Data to use Start Marker
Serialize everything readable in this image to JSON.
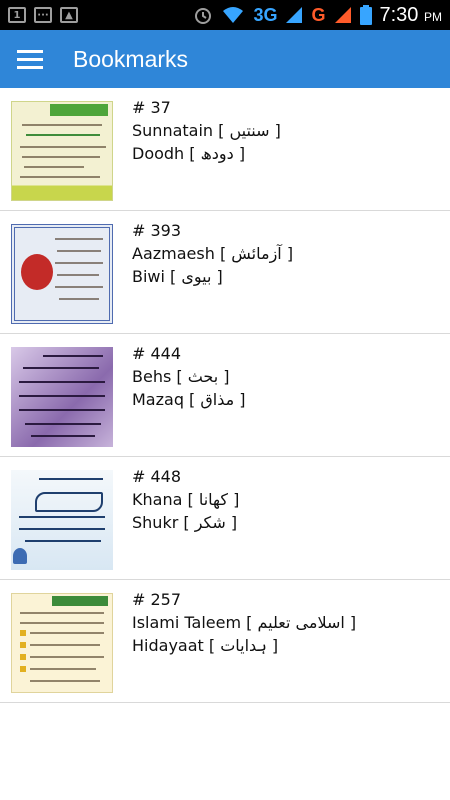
{
  "status_bar": {
    "network_3g": "3G",
    "network_g": "G",
    "time": "7:30",
    "ampm": "PM",
    "icons": [
      "sim-icon",
      "message-icon",
      "image-icon",
      "alarm-icon",
      "wifi-icon",
      "signal-icon",
      "battery-icon"
    ]
  },
  "app_bar": {
    "title": "Bookmarks",
    "menu_icon": "hamburger-menu-icon",
    "color": "#2f86d8"
  },
  "bookmarks": [
    {
      "number": "# 37",
      "word1": "Sunnatain",
      "urdu1": "سنتیں",
      "word2": "Doodh",
      "urdu2": "دودھ",
      "thumb_style": "green"
    },
    {
      "number": "# 393",
      "word1": "Aazmaesh",
      "urdu1": "آزمائش",
      "word2": "Biwi",
      "urdu2": "بیوی",
      "thumb_style": "frame"
    },
    {
      "number": "# 444",
      "word1": "Behs",
      "urdu1": "بحث",
      "word2": "Mazaq",
      "urdu2": "مذاق",
      "thumb_style": "purple"
    },
    {
      "number": "# 448",
      "word1": "Khana",
      "urdu1": "کھانا",
      "word2": "Shukr",
      "urdu2": "شکر",
      "thumb_style": "blue"
    },
    {
      "number": "# 257",
      "word1": "Islami Taleem",
      "urdu1": "اسلامی تعلیم",
      "word2": "Hidayaat",
      "urdu2": "ہدایات",
      "thumb_style": "cream"
    }
  ]
}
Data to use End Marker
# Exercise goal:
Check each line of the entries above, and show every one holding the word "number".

# Response box:
      "number": "# 37",
      "number": "# 393",
      "number": "# 444",
      "number": "# 448",
      "number": "# 257",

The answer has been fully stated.